▸ **Task details**:
Every entry below needs to be copied exactly.

Exercise material START

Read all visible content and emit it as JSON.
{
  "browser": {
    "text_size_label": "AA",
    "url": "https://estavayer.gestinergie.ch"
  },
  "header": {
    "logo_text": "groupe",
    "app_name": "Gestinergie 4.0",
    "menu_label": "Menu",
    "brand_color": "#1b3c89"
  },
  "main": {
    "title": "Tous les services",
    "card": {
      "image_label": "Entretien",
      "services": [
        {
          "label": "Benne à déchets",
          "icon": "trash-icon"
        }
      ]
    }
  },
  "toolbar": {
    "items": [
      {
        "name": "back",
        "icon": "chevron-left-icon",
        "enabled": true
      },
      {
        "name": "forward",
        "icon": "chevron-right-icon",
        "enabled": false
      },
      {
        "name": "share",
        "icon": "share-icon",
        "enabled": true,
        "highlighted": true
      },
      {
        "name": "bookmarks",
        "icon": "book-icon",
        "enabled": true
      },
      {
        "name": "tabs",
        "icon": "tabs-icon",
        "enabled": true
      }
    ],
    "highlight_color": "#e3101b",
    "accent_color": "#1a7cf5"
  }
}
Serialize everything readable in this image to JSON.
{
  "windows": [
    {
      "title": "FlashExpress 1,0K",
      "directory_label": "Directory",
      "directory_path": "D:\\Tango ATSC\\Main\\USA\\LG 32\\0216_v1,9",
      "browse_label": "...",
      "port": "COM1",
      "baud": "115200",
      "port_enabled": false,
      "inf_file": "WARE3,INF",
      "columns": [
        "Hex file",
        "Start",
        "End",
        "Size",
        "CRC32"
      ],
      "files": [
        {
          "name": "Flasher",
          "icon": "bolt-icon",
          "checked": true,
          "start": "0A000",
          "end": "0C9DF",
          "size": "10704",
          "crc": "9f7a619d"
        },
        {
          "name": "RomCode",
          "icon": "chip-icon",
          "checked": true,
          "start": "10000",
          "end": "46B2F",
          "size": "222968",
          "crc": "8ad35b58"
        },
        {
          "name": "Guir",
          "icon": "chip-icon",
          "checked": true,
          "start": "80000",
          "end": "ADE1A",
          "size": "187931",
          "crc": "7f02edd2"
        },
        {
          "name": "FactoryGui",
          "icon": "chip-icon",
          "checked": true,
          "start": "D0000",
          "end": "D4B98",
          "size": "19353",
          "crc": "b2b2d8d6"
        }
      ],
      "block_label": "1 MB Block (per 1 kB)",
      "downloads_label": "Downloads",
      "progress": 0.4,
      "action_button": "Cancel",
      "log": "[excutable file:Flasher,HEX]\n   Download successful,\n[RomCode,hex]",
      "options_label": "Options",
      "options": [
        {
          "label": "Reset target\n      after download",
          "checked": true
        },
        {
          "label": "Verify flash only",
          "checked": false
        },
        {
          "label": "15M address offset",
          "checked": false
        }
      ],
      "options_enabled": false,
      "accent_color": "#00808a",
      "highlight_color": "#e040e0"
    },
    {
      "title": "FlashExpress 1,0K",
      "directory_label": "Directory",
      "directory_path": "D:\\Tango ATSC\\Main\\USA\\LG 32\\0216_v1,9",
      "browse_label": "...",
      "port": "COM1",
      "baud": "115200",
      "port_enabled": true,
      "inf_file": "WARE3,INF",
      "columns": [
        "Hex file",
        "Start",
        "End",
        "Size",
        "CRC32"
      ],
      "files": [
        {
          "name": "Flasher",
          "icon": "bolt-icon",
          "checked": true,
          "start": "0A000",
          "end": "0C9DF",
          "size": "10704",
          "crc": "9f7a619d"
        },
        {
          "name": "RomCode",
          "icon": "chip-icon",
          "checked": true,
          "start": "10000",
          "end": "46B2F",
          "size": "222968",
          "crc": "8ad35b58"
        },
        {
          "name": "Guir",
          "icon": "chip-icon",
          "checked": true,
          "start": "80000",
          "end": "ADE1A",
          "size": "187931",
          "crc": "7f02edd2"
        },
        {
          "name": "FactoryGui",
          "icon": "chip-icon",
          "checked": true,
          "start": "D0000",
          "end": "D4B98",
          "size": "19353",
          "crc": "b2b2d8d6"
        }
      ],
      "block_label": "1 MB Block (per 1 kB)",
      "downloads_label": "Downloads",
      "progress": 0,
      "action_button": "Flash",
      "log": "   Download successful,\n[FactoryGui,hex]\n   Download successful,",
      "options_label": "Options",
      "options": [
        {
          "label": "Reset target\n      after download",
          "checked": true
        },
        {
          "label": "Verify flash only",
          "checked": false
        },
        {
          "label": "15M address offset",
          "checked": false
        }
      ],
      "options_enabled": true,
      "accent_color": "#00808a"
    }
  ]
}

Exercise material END

▸ **Answer for this exercise**:
Read all visible content and emit it as JSON.
{
  "browser": {
    "text_size_label": "AA",
    "url": "https://estavayer.gestinergie.ch"
  },
  "header": {
    "logo_text": "groupe",
    "app_name": "Gestinergie 4.0",
    "menu_label": "Menu",
    "brand_color": "#1b3c89"
  },
  "main": {
    "title": "Tous les services",
    "card": {
      "image_label": "Entretien",
      "services": [
        {
          "label": "Benne à déchets",
          "icon": "trash-icon"
        }
      ]
    }
  },
  "toolbar": {
    "items": [
      {
        "name": "back",
        "icon": "chevron-left-icon",
        "enabled": true
      },
      {
        "name": "forward",
        "icon": "chevron-right-icon",
        "enabled": false
      },
      {
        "name": "share",
        "icon": "share-icon",
        "enabled": true,
        "highlighted": true
      },
      {
        "name": "bookmarks",
        "icon": "book-icon",
        "enabled": true
      },
      {
        "name": "tabs",
        "icon": "tabs-icon",
        "enabled": true
      }
    ],
    "highlight_color": "#e3101b",
    "accent_color": "#1a7cf5"
  }
}
Serialize everything readable in this image to JSON.
{
  "windows": [
    {
      "title": "FlashExpress 1,0K",
      "directory_label": "Directory",
      "directory_path": "D:\\Tango ATSC\\Main\\USA\\LG 32\\0216_v1,9",
      "browse_label": "...",
      "port": "COM1",
      "baud": "115200",
      "port_enabled": false,
      "inf_file": "WARE3,INF",
      "columns": [
        "Hex file",
        "Start",
        "End",
        "Size",
        "CRC32"
      ],
      "files": [
        {
          "name": "Flasher",
          "icon": "bolt-icon",
          "checked": true,
          "start": "0A000",
          "end": "0C9DF",
          "size": "10704",
          "crc": "9f7a619d"
        },
        {
          "name": "RomCode",
          "icon": "chip-icon",
          "checked": true,
          "start": "10000",
          "end": "46B2F",
          "size": "222968",
          "crc": "8ad35b58"
        },
        {
          "name": "Guir",
          "icon": "chip-icon",
          "checked": true,
          "start": "80000",
          "end": "ADE1A",
          "size": "187931",
          "crc": "7f02edd2"
        },
        {
          "name": "FactoryGui",
          "icon": "chip-icon",
          "checked": true,
          "start": "D0000",
          "end": "D4B98",
          "size": "19353",
          "crc": "b2b2d8d6"
        }
      ],
      "block_label": "1 MB Block (per 1 kB)",
      "downloads_label": "Downloads",
      "progress": 0.4,
      "action_button": "Cancel",
      "log": "[excutable file:Flasher,HEX]\n   Download successful,\n[RomCode,hex]",
      "options_label": "Options",
      "options": [
        {
          "label": "Reset target\n      after download",
          "checked": true
        },
        {
          "label": "Verify flash only",
          "checked": false
        },
        {
          "label": "15M address offset",
          "checked": false
        }
      ],
      "options_enabled": false,
      "accent_color": "#00808a",
      "highlight_color": "#e040e0"
    },
    {
      "title": "FlashExpress 1,0K",
      "directory_label": "Directory",
      "directory_path": "D:\\Tango ATSC\\Main\\USA\\LG 32\\0216_v1,9",
      "browse_label": "...",
      "port": "COM1",
      "baud": "115200",
      "port_enabled": true,
      "inf_file": "WARE3,INF",
      "columns": [
        "Hex file",
        "Start",
        "End",
        "Size",
        "CRC32"
      ],
      "files": [
        {
          "name": "Flasher",
          "icon": "bolt-icon",
          "checked": true,
          "start": "0A000",
          "end": "0C9DF",
          "size": "10704",
          "crc": "9f7a619d"
        },
        {
          "name": "RomCode",
          "icon": "chip-icon",
          "checked": true,
          "start": "10000",
          "end": "46B2F",
          "size": "222968",
          "crc": "8ad35b58"
        },
        {
          "name": "Guir",
          "icon": "chip-icon",
          "checked": true,
          "start": "80000",
          "end": "ADE1A",
          "size": "187931",
          "crc": "7f02edd2"
        },
        {
          "name": "FactoryGui",
          "icon": "chip-icon",
          "checked": true,
          "start": "D0000",
          "end": "D4B98",
          "size": "19353",
          "crc": "b2b2d8d6"
        }
      ],
      "block_label": "1 MB Block (per 1 kB)",
      "downloads_label": "Downloads",
      "progress": 0,
      "action_button": "Flash",
      "log": "   Download successful,\n[FactoryGui,hex]\n   Download successful,",
      "options_label": "Options",
      "options": [
        {
          "label": "Reset target\n      after download",
          "checked": true
        },
        {
          "label": "Verify flash only",
          "checked": false
        },
        {
          "label": "15M address offset",
          "checked": false
        }
      ],
      "options_enabled": true,
      "accent_color": "#00808a"
    }
  ]
}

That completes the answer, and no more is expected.